The first thing we need to do is to actually create a Facebook application. This is required to allow Azure ACS to convert the Facebook OAuth to outgoing claims, using the Facebook Graph API. And to do this you need a Facebook developer account. You do this by going to http://developers.facebook.com/. Once you have your account you just click Apps in the upper right.
This will take you to all your apps, if you’re new you don’t have any…but you get the point. Next, click the Create New App button. Give the app a display name and a namespace (as always namespaces must be unique - the UI helps you with that). Agree to the terms (you read those, right!?) and click Continue.
You will be asked to fill in the security check - do that and finalize you app creation.
Now we need to do some configuring, but just one simple thing. We need to tell the app how we integrate with Facebook - we’ll do that by checking the Website mark and then entering the URL to Azure ACS - it should be https://[your ACS namespace].accesscontrol.windows.net (you can also find the URL under Application Integration in the ACS portal). Then save the changes. It says this will take a couple of minutes, but we have some more configuring to do so we’ll be okay.

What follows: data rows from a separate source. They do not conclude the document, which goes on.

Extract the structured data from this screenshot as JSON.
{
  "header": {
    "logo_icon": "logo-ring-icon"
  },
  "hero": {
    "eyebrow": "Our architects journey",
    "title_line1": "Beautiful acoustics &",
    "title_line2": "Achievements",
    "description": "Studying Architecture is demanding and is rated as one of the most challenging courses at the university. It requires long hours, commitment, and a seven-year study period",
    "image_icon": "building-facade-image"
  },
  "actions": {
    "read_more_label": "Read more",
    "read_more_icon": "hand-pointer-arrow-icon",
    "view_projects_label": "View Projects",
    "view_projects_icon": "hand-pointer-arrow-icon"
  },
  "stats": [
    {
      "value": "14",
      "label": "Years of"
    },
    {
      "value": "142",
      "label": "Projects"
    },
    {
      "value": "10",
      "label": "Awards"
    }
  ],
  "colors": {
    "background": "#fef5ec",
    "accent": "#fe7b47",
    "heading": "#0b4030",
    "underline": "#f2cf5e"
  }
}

Keep this page open, you’ll need the App ID and App Secret in the next step, when we configure Azure ACS.
Configure Azure Access Control Services

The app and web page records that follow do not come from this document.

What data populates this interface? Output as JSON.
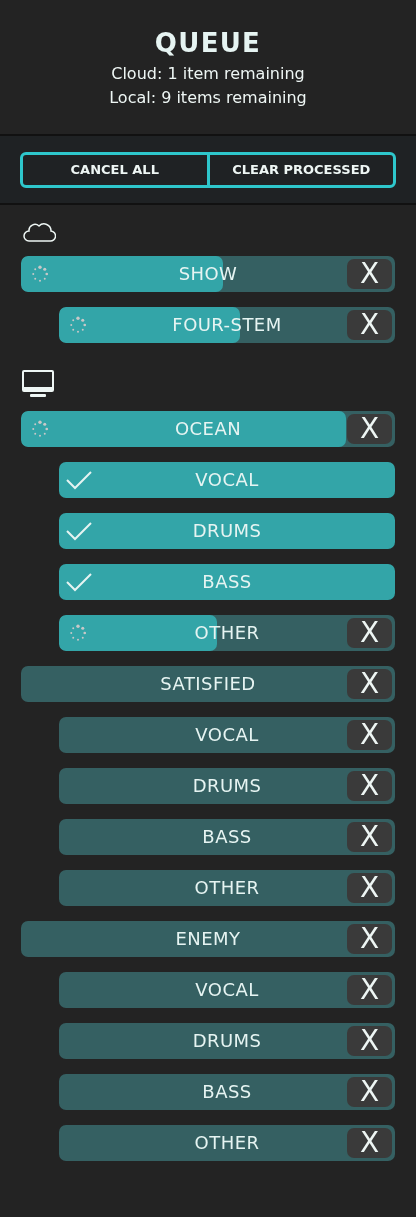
{
  "header": {
    "title": "QUEUE",
    "lines": [
      "Cloud: 1 item remaining",
      "Local: 9 items remaining"
    ]
  },
  "buttons": [
    "CANCEL ALL",
    "CLEAR PROCESSED"
  ],
  "sections": [
    {
      "kind": "cloud",
      "items": [
        {
          "label": "SHOW",
          "kind": "processing",
          "level": 0.54,
          "remove": "X",
          "children": [
            {
              "label": "FOUR-STEM",
              "kind": "processing",
              "level": 0.54,
              "remove": "X"
            }
          ]
        }
      ]
    },
    {
      "kind": "local",
      "items": [
        {
          "label": "OCEAN",
          "kind": "processing",
          "level": 0.87,
          "remove": "X",
          "children": [
            {
              "label": "VOCAL",
              "kind": "done"
            },
            {
              "label": "DRUMS",
              "kind": "done"
            },
            {
              "label": "BASS",
              "kind": "done"
            },
            {
              "label": "OTHER",
              "kind": "processing",
              "level": 0.47,
              "remove": "X"
            }
          ]
        },
        {
          "label": "SATISFIED",
          "kind": "queued",
          "remove": "X",
          "children": [
            {
              "label": "VOCAL",
              "kind": "queued",
              "remove": "X"
            },
            {
              "label": "DRUMS",
              "kind": "queued",
              "remove": "X"
            },
            {
              "label": "BASS",
              "kind": "queued",
              "remove": "X"
            },
            {
              "label": "OTHER",
              "kind": "queued",
              "remove": "X"
            }
          ]
        },
        {
          "label": "ENEMY",
          "kind": "queued",
          "remove": "X",
          "children": [
            {
              "label": "VOCAL",
              "kind": "queued",
              "remove": "X"
            },
            {
              "label": "DRUMS",
              "kind": "queued",
              "remove": "X"
            },
            {
              "label": "BASS",
              "kind": "queued",
              "remove": "X"
            },
            {
              "label": "OTHER",
              "kind": "queued",
              "remove": "X"
            }
          ]
        }
      ]
    }
  ]
}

I assume that you have already created your Azure ACS Relying Party, but if you have not revert to Part 1 of this series. Choose to add a new Identity Provider and select Facebook application. Click Next when done.

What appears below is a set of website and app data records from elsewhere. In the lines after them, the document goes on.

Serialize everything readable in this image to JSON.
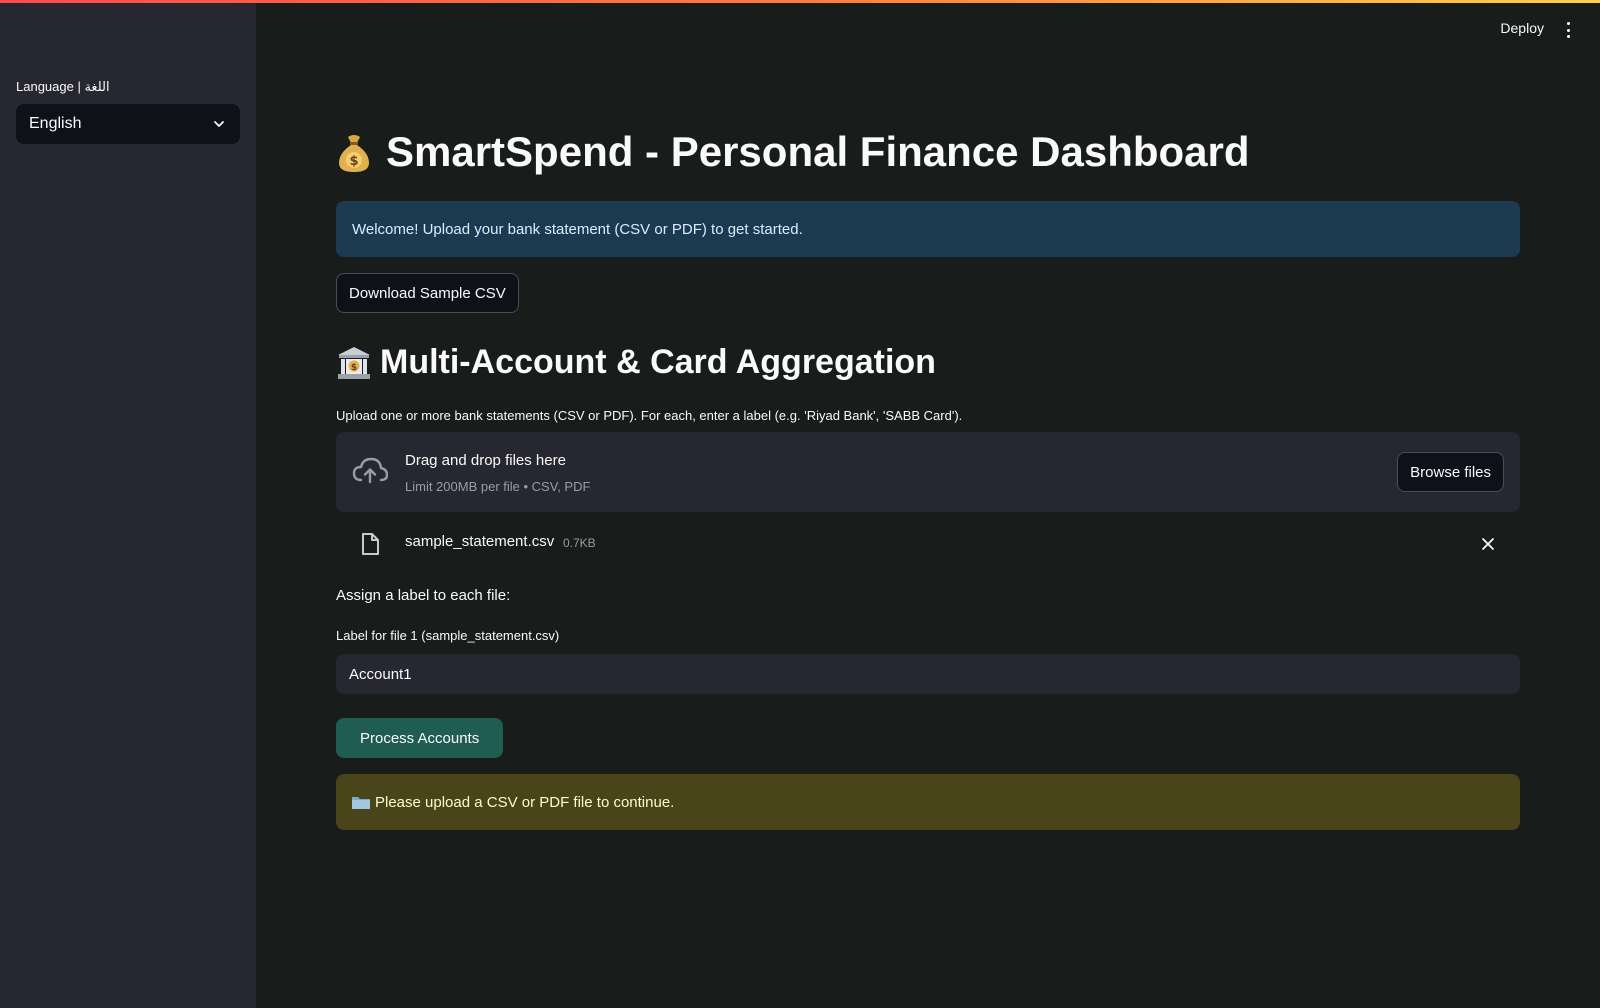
{
  "header": {
    "deploy_label": "Deploy",
    "menu_icon": "kebab-menu-icon"
  },
  "sidebar": {
    "language_label": "Language | اللغة",
    "language_value": "English"
  },
  "main": {
    "title": "SmartSpend - Personal Finance Dashboard",
    "title_icon": "money-bag-emoji",
    "welcome_text": "Welcome! Upload your bank statement (CSV or PDF) to get started.",
    "download_button": "Download Sample CSV",
    "section_title": "Multi-Account & Card Aggregation",
    "section_icon": "bank-emoji",
    "instructions": "Upload one or more bank statements (CSV or PDF). For each, enter a label (e.g. 'Riyad Bank', 'SABB Card').",
    "uploader": {
      "title": "Drag and drop files here",
      "limit": "Limit 200MB per file • CSV, PDF",
      "browse_button": "Browse files"
    },
    "uploaded_file": {
      "name": "sample_statement.csv",
      "size": "0.7KB"
    },
    "assign_text": "Assign a label to each file:",
    "field_label": "Label for file 1 (sample_statement.csv)",
    "field_value": "Account1",
    "process_button": "Process Accounts",
    "warning_text": "Please upload a CSV or PDF file to continue."
  },
  "colors": {
    "background": "#181c1b",
    "sidebar": "#262730",
    "info": "#1c3a4f",
    "warning": "#49441a",
    "primary_button": "#1f5c52"
  }
}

Now you need the App ID and App Secret from the Facebook application, input those values.
Make sure that the checkbox is checked next to your Relying Party under Used By and then click Save.
Next step is to create Rules for this new IP. Go to the Rule Group that your RP is using and click on Generate. Azure ACS will by default mark those IP’s that does not have any rules, so just click the Generate button to create the default rules.
Once the rules are created, you can verify that an output claim is created for the Facebook IP using the emailaddress claim.
Also check your Relying Party and make sure that it has the correct set of IP’s configured.
That’s it with the Azure ACS configuring. Now all that is left to do is test it in SharePoint!
Login using your Facebook account in SharePoint 2010
Before logging in you need to give access to your Facebook account in SharePoint. You’ll use the e-mail address of the Facebook account - just add it to the Members Group of the site.
Then log out and sign in as a new user and choose to use Azure ACS login. You will now, as usual, be redirected to the ACS Sign in screen and you should see Facebook listed as an IP there. You might have to refresh your browser using Ctrl-F5, since the page might be cached.
When you click the Facebook button you will be redirected to Facebook which will prompt you for your credentials. Log in using the account you just gave permissions.
The first time you will be requested to approve that Facebook sends information to your App, just click Go to App and you’ll be authenticated in ACS.
And voila! You have now logged in to SharePoint 2010 using your Facebook account.
Making SharePoint take advantage of Azure ACS and the Facebook integration you can very easily create a log in experience that users are quite used to by now. As I have shown you it just takes a couple of minutes.
I just can’t stop writing on this topic, so I’ll be back with some more awesomeness another day…